That’s why last month President Obama issued a call to action to get all children to visit and enjoy America’s great outdoors. And today, Secretary of the Interior Sally Jewell launched the 50 Cities Initiative to engage the next generation of outdoor stewards.

The initiative, which supports the Department of the Interior’s (DOI) goal of 1 million volunteers on public lands each year, will increase awareness, support, and participation in outdoor programs in 50 U.S. cities. So far, DOI has announced 11 cities, which were recognized for their impressive existing engagement efforts and extraordinary potential.
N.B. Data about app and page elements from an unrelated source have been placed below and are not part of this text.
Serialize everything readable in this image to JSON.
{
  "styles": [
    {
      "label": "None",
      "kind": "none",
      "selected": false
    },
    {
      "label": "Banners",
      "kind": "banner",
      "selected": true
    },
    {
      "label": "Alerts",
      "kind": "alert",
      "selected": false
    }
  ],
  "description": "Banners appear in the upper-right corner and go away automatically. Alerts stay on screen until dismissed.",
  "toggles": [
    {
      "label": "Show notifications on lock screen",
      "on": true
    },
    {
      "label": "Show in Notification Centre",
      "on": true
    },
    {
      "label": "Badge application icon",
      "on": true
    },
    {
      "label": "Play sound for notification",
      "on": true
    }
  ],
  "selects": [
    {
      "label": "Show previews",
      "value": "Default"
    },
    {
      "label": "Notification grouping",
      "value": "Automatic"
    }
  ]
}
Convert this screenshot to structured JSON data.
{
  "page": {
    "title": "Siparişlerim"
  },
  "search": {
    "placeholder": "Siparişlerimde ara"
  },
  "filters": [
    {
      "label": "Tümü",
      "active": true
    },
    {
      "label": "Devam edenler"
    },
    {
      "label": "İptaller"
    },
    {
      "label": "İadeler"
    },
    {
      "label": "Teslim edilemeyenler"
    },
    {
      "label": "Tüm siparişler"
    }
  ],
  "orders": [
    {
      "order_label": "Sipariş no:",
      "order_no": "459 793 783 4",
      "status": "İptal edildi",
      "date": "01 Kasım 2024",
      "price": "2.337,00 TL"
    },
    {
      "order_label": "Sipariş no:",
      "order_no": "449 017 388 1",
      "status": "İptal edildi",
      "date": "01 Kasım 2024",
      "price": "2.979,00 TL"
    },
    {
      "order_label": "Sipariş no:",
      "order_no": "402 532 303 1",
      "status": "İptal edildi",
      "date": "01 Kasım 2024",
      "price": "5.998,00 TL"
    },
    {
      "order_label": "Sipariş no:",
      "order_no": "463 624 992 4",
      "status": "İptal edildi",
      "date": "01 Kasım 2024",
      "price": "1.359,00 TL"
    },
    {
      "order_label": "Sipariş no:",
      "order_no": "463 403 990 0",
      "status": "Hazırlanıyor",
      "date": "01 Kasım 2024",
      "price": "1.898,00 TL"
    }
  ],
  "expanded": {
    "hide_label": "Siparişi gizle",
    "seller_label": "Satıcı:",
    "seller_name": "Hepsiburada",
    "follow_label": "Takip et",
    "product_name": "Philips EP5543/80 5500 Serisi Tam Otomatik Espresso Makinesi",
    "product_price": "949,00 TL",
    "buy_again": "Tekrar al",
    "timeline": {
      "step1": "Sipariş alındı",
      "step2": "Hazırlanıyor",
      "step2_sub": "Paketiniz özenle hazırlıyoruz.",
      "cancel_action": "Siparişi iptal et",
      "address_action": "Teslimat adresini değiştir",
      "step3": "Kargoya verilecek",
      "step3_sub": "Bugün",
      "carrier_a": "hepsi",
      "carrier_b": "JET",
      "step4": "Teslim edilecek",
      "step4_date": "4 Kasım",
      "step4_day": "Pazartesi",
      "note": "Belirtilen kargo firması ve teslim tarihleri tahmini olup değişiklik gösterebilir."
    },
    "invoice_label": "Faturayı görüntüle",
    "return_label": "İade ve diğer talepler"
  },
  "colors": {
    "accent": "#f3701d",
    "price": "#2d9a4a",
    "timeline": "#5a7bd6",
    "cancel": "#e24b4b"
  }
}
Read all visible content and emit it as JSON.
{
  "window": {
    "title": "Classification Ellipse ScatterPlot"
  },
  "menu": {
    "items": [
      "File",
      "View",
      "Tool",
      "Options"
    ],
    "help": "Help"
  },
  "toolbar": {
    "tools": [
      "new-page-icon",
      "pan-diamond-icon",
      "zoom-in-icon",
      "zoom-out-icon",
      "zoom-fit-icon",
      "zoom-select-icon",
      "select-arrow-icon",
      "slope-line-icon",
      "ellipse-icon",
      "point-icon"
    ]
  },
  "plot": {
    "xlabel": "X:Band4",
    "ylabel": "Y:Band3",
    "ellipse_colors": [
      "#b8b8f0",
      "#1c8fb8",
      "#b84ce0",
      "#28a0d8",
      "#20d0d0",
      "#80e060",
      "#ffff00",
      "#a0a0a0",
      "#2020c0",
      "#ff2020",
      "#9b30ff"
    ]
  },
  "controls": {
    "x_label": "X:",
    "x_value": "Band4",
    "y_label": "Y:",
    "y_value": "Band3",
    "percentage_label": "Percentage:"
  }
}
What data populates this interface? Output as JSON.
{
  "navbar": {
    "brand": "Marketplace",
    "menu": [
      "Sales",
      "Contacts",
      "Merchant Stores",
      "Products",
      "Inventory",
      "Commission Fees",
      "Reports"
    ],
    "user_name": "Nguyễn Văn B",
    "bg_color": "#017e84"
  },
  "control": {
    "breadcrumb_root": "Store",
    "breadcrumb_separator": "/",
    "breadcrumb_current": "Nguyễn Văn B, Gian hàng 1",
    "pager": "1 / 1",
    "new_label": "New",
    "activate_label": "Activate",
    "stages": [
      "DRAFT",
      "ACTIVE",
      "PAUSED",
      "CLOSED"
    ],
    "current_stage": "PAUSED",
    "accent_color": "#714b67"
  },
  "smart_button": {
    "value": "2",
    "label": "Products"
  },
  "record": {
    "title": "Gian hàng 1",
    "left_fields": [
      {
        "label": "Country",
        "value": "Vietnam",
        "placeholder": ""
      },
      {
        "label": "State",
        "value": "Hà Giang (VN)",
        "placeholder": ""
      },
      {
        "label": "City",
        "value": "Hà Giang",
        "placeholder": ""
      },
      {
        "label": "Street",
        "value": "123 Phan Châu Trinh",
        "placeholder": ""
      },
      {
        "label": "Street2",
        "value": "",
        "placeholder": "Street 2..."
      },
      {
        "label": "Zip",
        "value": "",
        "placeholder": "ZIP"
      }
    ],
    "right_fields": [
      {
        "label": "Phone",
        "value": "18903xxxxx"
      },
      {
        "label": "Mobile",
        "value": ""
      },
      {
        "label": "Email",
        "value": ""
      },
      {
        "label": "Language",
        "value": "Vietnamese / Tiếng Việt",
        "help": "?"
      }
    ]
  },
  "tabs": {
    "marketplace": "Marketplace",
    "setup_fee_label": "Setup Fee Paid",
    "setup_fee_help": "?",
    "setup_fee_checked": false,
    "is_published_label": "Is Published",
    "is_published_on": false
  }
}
Additional cities will be announced over the next two years -- with 25 total selected in 2015, and another 25 in 2016.

The initiative is supported by a collaboration across sectors, relying on a $5 million commitment from American Express and the extensive community connections of the YMCA. This partnership will support a community coordinator working in each city who will engage thousands of volunteers every year.

These types of partnerships are essential for helping youth connect to the outdoors. Because the truth is, there are often serious financial barriers keeping kids from getting out to public lands and waters. But when communities come together, and the private and nonprofit sectors join forces with government, we can give every kid the opportunity to discover the special places President Obama has called “the birthright of all Americans.”

That’s the idea behind the 50 Cities Initiative, and it’s the idea behind the President’s Every Kid in a Park initiative as well. Beginning this fall, Every Kid in a Park will give every fourth-grader and their families a free pass to America’s federal lands and waters for an entire year. The initiative will also leverage public and private resources to improve access to our public lands and waters for all kids, especially those with the greatest financial need.

And that’s just the beginning. As we gear up for the National Park Service’s 100th birthday celebration next year, the Administration will continue to look for ways to help all Americans discover America’s lands and waters. Because every child deserves to experience the richness of our natural heritage and the uniqueness of our history and culture. And every experience – whether the first or the fiftieth – should be unforgettable.

Christy Goldfuss is Managing Director at the White House Council on Environmental Quality.